→ **The problem**: If a line in the records below contains the word "this", return that line.

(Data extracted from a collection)
-------------------------

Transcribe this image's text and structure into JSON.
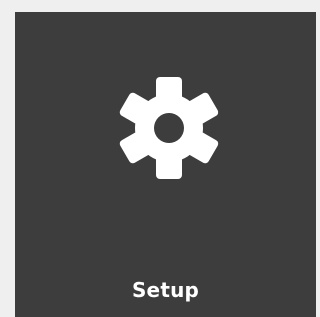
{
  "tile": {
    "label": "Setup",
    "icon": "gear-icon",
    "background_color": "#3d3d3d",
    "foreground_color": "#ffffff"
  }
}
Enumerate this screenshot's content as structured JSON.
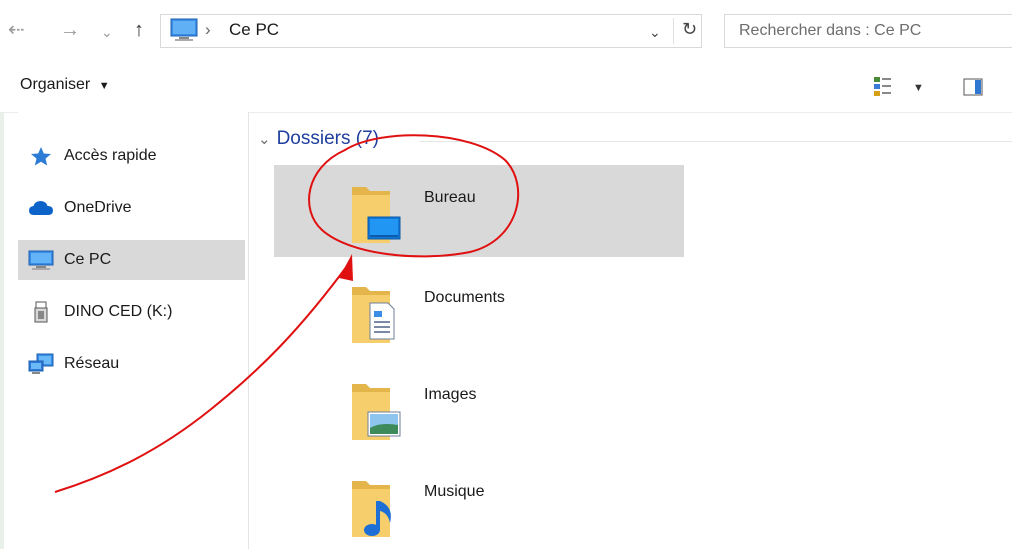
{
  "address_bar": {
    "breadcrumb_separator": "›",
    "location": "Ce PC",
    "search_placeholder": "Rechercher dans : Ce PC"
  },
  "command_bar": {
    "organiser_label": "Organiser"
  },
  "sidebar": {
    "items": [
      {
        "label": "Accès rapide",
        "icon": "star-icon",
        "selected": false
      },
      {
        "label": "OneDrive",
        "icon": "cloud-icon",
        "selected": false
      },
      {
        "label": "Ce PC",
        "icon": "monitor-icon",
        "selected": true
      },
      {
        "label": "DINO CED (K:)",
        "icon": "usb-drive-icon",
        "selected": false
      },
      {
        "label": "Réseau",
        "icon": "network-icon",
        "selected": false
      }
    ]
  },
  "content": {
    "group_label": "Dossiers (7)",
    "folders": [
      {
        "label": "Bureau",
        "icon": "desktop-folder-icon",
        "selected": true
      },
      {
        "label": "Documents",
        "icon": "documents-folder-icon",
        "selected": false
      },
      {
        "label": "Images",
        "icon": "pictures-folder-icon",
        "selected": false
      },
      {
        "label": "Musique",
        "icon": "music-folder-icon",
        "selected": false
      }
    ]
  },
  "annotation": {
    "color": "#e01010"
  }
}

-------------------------

→ **Answer for the task**:
Transcribe this image's text and structure into JSON.
Enumerate this screenshot's content as structured JSON.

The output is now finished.